But I have Bradbury luck after all, as Garmisch-Partenkirchen is also home to Germany’s tallest mountain – Zugspitze – at almost 3000 metres high.
On a good day, once you catch a 10-minute cable car ride to this 2962 metre peak, you can see as many as 400 mountain peaks in neighbouring Austria, Italy, Switzerland and France.
And even on a “bad” day, when it’s raining in the valley below, the mountain is high enough to clear the clouds.
Apart from the views, the beauty of this mountain is that it’s charming in all seasons.

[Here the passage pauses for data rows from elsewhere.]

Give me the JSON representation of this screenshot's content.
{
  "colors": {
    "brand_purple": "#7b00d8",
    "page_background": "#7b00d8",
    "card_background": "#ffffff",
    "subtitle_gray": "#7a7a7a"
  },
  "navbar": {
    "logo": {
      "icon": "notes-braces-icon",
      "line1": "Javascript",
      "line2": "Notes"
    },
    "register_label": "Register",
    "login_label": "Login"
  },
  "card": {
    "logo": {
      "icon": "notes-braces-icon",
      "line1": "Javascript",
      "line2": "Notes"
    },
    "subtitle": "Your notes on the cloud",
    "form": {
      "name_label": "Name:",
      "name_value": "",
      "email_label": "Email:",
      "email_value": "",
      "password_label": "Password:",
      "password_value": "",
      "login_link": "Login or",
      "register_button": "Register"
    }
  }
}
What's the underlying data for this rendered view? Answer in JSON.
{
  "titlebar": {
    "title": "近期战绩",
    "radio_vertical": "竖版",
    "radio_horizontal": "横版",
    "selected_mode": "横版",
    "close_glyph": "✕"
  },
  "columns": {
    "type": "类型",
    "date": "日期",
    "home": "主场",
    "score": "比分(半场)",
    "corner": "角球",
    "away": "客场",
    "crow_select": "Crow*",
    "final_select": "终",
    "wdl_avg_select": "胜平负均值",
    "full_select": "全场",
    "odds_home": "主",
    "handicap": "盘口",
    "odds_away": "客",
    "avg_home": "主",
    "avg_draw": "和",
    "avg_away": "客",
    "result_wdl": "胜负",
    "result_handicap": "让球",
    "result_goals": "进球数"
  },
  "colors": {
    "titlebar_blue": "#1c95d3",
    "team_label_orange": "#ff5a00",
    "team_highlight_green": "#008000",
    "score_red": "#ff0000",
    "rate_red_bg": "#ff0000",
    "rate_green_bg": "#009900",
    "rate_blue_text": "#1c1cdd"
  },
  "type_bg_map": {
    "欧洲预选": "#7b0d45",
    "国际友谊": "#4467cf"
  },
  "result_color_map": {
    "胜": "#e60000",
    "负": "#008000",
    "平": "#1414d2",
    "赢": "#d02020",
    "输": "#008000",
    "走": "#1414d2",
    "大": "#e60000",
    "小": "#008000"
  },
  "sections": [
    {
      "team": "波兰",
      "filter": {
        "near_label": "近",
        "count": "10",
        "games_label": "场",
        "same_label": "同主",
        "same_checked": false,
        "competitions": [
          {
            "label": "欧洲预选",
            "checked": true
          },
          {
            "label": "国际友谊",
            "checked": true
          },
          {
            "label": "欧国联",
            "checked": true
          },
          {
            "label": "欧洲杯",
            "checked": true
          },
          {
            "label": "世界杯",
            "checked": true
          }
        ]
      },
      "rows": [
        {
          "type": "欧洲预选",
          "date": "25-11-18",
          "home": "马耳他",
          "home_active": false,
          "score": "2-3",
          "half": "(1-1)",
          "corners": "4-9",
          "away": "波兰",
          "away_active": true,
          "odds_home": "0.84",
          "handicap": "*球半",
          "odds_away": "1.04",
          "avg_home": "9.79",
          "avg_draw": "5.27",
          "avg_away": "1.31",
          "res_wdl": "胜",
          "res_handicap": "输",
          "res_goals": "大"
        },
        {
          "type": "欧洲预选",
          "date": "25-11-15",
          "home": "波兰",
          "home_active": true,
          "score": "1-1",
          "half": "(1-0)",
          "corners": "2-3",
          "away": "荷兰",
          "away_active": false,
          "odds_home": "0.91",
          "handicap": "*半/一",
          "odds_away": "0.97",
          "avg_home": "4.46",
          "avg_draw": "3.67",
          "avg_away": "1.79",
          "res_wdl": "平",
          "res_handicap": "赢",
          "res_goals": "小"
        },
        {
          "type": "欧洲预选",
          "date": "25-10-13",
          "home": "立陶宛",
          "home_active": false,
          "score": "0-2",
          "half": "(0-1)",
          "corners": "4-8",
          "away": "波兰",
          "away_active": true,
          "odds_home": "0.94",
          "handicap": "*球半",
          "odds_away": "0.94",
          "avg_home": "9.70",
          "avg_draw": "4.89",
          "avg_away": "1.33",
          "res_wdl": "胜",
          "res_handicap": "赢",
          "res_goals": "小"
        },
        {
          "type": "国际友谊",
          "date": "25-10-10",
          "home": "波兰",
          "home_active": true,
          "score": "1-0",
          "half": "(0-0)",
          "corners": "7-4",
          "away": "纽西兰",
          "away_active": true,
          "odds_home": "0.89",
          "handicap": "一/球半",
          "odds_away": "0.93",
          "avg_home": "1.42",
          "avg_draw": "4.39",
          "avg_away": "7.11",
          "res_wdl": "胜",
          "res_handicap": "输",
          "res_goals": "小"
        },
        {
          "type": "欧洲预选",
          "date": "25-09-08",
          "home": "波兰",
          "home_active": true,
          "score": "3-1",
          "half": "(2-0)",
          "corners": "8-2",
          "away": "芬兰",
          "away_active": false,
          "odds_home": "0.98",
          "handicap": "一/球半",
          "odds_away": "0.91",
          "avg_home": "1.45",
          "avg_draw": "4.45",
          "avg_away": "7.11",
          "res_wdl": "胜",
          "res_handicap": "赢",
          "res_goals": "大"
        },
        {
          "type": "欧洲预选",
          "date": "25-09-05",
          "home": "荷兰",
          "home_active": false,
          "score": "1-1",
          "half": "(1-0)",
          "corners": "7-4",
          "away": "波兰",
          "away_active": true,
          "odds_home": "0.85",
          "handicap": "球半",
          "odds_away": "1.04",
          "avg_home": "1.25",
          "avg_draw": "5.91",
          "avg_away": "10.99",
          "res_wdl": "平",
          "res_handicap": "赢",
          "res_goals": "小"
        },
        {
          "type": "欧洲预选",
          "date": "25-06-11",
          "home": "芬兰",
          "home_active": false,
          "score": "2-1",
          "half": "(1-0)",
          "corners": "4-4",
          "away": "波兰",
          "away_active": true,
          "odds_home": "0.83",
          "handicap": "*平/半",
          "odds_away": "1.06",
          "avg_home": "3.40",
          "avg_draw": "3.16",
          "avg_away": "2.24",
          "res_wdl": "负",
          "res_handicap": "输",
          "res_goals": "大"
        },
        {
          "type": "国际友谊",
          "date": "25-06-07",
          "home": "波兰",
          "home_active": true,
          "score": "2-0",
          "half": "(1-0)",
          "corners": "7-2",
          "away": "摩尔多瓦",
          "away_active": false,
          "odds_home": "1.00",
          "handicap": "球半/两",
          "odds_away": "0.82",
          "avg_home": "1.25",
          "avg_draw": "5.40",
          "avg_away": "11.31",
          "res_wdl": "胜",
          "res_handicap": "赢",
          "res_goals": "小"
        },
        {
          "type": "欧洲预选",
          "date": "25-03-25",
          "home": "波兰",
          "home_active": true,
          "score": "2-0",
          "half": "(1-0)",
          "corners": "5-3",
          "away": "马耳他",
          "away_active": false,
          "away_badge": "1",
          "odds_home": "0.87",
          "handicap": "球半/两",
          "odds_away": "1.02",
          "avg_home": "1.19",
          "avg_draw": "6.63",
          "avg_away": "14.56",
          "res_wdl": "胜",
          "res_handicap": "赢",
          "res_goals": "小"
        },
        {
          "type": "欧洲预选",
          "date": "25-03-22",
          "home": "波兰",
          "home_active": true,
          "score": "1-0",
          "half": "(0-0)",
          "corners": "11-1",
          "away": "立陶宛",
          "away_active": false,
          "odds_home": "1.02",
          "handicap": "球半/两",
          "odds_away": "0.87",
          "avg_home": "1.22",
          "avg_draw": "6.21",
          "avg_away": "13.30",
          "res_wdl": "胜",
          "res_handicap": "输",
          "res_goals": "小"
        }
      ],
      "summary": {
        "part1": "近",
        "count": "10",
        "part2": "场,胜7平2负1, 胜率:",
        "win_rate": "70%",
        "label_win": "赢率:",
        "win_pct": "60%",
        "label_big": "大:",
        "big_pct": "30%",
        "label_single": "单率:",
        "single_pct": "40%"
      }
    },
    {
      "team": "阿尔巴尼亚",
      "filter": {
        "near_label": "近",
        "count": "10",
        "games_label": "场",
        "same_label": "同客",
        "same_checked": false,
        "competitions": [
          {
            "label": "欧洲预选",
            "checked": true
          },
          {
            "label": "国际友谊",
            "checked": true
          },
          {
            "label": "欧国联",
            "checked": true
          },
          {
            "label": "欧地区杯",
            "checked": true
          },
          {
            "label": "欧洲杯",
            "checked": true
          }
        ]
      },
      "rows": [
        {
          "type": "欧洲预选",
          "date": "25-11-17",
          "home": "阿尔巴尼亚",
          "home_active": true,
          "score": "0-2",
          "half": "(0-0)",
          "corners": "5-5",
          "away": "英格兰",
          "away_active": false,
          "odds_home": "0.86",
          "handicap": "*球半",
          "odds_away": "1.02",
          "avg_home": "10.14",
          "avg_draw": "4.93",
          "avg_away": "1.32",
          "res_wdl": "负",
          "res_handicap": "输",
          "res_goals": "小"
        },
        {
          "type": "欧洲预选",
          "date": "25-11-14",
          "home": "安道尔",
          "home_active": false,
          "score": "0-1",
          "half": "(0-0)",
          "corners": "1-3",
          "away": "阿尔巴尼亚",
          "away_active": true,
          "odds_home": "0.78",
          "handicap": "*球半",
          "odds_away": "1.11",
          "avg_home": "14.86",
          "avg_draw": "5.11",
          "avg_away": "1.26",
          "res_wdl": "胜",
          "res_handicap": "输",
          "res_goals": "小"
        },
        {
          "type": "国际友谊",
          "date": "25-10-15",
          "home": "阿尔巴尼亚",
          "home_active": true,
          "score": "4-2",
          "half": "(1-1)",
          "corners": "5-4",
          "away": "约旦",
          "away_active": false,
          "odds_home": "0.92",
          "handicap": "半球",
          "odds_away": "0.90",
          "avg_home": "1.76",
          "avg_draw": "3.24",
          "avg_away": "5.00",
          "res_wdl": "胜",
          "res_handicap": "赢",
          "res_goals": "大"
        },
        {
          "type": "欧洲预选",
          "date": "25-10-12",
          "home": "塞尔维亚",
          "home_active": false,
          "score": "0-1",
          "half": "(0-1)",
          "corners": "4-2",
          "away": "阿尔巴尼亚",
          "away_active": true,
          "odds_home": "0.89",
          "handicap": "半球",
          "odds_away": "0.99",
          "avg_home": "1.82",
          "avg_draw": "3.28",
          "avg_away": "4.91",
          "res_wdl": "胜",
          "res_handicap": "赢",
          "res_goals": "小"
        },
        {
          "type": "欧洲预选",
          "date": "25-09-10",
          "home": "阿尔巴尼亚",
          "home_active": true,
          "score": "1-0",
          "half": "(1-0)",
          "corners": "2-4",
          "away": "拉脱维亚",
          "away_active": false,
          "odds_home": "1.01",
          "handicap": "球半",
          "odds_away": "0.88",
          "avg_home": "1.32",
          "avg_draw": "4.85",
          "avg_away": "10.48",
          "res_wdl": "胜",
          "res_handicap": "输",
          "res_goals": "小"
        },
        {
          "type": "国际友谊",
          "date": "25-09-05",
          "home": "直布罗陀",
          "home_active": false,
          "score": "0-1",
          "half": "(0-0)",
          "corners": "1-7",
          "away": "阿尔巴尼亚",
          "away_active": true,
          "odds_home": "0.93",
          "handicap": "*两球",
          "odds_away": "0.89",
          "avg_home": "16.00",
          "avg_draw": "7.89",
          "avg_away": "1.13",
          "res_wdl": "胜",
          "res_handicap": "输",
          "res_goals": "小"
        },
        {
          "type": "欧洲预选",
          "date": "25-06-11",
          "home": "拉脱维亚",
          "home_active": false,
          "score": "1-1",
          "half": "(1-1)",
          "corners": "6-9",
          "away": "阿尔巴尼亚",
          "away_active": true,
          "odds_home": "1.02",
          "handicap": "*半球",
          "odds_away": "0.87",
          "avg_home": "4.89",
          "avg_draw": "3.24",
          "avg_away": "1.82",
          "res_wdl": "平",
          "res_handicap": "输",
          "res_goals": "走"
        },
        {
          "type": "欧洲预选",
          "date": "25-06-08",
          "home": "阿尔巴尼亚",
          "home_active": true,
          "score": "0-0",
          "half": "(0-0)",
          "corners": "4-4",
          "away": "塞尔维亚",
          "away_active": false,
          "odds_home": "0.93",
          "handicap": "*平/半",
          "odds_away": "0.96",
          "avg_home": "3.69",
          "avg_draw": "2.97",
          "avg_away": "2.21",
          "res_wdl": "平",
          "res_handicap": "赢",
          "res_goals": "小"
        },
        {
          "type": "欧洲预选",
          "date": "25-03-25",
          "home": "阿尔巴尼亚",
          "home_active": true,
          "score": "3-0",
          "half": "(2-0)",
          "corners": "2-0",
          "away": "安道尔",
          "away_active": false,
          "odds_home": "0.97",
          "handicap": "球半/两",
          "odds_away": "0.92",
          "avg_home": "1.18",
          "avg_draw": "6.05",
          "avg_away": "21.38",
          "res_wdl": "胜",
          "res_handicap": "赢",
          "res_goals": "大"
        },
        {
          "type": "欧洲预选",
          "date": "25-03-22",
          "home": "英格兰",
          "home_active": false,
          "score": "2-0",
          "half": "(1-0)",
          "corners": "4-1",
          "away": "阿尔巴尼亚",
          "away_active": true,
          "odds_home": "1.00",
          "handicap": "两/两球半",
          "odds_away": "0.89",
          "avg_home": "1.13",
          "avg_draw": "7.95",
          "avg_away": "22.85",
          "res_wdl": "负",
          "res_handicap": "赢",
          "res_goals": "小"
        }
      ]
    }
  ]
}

It guarantees seven months of snow throughout the year and in winter, there’s an igloo village in which visitors can stay and witness art installations carved from ice.
There’s four dining options on the mountain and plenty of options for non-sporty types such as relaxing in the sun lounge; visiting the Zugspitze exhibition; admiring the igloo village ice art; or the Maria Heimsuchung chapel – Germany’s highest chapel.
Sporty types will adore the 20km of snow which oﬀers something for everyone from beginners to snowboarders and even free riders.
Down below, Garmisch-Partenkirchen has a population of 28,000 people and has 10,000 tourist beds, which rapidly fill with enthusiastic hikers in the summer months.
German composer Richard Strauss (best known for his opera Elektra)lived here and Michael Ende, who wrote the German fantasy novelNeverending Story was born in the town.
This is a tale of two towns combined into one.
In 1935 the German Government said Garmisch and Partenkirchen must combine for the 1936 Winter Olympic Games but they did not want to be one.
These days, the rivalry is more of a friendly joke and both sides of this town, divided by the Partnach River, are equally beautiful, boasting beautiful ancient buildings with colourful frescos.
Early Italian traders used this town to stay in the guesthouses, and there’s still plenty of Italian influence here through wine and food.
But for a true Bavarian experience, head to one of the old restaurants along Ludwigstrasse for traditional dancing and hearty dishes such as schnitzel and pork knuckle.
In all, there’s 300km of hiking paths, 450km of cycling routes, 60km of ski runs, 28km of cross country skiing trails, and 19 golf courses within a one hour radius in this area.
Partnach Gorge boasts a bridge almost 70 metres high, or closer to the water there’s an easier walking patch used by ancient foresters and hunters.
In the distance, on Dreitorspitze Mountain, squint and you can see the hut of Bavaria’s King Ludwig who was also a fan of Germany’s alpine country.
But one of the highlights remains the steep Olympic ski jump, which was originally constructed in 1923 and rebuilt in 2007.
Its highest point is 62 metres above the ground.
And if Garmisch-Partenkirchen is good enough for Hugh Jackman, it’s good enough for me.
The writer travelled on a first-class German Rail Pass (five days within one month) as a guest of Rail Europe and The German National Tourist Oﬃce – www.germany.travel
Hotel Dorint is in Garmisch-Partenkirchen and is surrounded by the German Alps. From some rooms you can see the Olympic ski jump.Click here for the link.
Hotel Das Graesck is a modern boutique hotel with ideal views of Dreitorspitze Mountain. Owned by two doctors, it also boasts a preventative medicine centre for treatments such as dentistry. The two-person cable car, which is the only access to the hotel, is the oldest automatic cable car in the world, built in 1954. Click here for the link.
Rail Europe has regular trains from Munich’s main train station to Garmisch-Partenkirchen. Click here for the link
Zugspitzbahn runs regular cable car and train rides up and down Zugspitze. Visit website